[numbers]                         union---> [numbersAgain]
       \---filter---> [odd ] ----/

Higher-order event streams

In some cases event streams produce events that are themselves event streams – we call these higher-order event streams. A higher-order event stream can have a type such as this one:


Calling onEvent on such an event stream is not always useful, because it gives us access to nested event streams, and not their events. There is more than one way to access events of type T from the inner event streams. We might be interested in the events from the last Events[T] produced in the higher-order event stream. To access those events, we use the mux operator. This operator multiplexes events from the last Events[T] – whenever a new nested event stream is emitted, events from previously emitted nested event streams are ignored, and only the events from the latest nested event stream get forwarded.

Consider the following example.

var seen = List[Int]()
val higherOrder = new Events.Emitter[Events[Int]]
val evens = new Events.Emitter[Int]
val odds = new Events.Emitter[Int]
higherOrder.mux.onEvent(seen ::= _)

evens react 2
odds react 1
higherOrder react evens
assert(seen == Nil)
odds react 3
evens react 4
assert(seen == 4 :: Nil)
higherOrder react odds
evens react 6
odds react 5
assert(seen == 5 :: 4 :: Nil)
ArrayList<Integer> seen = new ArrayList();
Events.Emitter<Events<Integer>> higherOrder = Events.emitter();
Events.Emitter<Integer> evens = Events.emitter();
Events.Emitter<Integer> odds = Events.emitter();
Events.toMux(higherOrder).onEvent(x -> seen.add(x));

Assert.assertEquals(new ArrayList(Arrays.asList()), seen);
Assert.assertEquals(new ArrayList(Arrays.asList(4)), seen);
Assert.assertEquals(new ArrayList(Arrays.asList(4, 5)), seen);

In some cases we want to obtain all the events from all the even streams produced by the higher-order event stream.
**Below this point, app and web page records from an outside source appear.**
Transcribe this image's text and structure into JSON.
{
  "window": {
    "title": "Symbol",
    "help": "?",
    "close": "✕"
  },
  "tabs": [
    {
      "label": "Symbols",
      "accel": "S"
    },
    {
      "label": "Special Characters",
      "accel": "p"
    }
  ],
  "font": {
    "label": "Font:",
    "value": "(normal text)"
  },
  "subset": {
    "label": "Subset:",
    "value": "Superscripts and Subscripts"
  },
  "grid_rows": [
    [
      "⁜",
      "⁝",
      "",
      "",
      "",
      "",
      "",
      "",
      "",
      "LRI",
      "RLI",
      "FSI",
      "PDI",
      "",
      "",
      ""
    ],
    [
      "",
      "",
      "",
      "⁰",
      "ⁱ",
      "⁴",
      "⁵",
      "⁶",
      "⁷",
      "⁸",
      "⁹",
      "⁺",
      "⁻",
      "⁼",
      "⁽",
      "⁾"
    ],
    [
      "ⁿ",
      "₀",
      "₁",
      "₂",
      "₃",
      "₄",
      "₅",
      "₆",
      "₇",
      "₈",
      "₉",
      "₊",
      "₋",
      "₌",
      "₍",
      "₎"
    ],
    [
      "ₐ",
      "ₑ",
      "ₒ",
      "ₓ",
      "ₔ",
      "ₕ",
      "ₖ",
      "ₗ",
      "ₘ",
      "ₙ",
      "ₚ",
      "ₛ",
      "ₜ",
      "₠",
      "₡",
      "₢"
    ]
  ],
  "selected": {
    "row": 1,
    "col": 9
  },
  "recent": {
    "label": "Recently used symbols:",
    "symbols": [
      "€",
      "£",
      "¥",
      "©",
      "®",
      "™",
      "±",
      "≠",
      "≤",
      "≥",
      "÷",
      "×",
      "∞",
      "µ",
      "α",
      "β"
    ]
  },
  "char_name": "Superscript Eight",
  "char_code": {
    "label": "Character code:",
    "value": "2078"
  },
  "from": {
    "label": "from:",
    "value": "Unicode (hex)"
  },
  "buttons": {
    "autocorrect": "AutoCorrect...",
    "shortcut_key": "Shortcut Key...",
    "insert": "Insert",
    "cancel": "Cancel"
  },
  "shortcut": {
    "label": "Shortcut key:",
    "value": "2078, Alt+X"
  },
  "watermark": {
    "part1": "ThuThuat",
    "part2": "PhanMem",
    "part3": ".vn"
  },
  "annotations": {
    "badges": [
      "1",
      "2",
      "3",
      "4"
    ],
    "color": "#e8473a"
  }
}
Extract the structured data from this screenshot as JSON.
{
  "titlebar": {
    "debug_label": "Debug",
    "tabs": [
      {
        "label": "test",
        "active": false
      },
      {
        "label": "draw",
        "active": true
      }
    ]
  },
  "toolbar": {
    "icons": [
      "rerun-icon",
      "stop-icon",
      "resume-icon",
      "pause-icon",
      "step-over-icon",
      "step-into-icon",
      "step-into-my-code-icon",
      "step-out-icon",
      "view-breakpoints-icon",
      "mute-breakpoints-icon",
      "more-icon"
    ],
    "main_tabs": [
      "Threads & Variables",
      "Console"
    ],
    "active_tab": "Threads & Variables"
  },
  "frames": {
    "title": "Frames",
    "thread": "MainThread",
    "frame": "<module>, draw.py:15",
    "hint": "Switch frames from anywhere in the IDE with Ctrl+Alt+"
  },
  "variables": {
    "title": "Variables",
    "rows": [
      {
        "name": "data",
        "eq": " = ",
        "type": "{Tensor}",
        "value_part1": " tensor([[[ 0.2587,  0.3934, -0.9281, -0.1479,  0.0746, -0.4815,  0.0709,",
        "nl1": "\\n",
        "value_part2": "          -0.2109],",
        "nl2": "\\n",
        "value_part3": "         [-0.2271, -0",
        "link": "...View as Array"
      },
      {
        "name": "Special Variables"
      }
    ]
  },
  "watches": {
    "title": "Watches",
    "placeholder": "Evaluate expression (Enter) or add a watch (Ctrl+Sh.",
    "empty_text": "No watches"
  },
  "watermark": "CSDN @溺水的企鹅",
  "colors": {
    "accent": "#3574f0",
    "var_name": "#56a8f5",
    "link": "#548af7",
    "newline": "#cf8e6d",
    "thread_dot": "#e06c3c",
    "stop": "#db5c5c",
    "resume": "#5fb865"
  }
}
To achieve this, we use the postfix union combinator:

var seen2 = List[Int]()
val higherOrder2 = new Events.Emitter[Events[Int]]
higherOrder2.union.onEvent(seen2 ::= _)

higherOrder2 react evens
odds react 3
evens react 4
assert(seen2 == 4 :: Nil)
higherOrder2 react odds
evens react 6
assert(seen2 == 6 :: 4 :: Nil)
odds react 5
assert(seen2 == 5 :: 6 :: 4 :: Nil)
ArrayList<Integer> seen2 = new ArrayList();
Events.Emitter<Events<Integer>> higherOrder2 = Events.emitter();
Events.toUnion(higherOrder2).onEvent(x -> seen2.add(x));

Assert.assertEquals(new ArrayList(Arrays.asList(4)), seen2);
Assert.assertEquals(new ArrayList(Arrays.asList(4, 6)), seen2);
Assert.assertEquals(new ArrayList(Arrays.asList(4, 6, 5)), seen2);

For more examples of higher-order event stream combinators, please refer to the online API.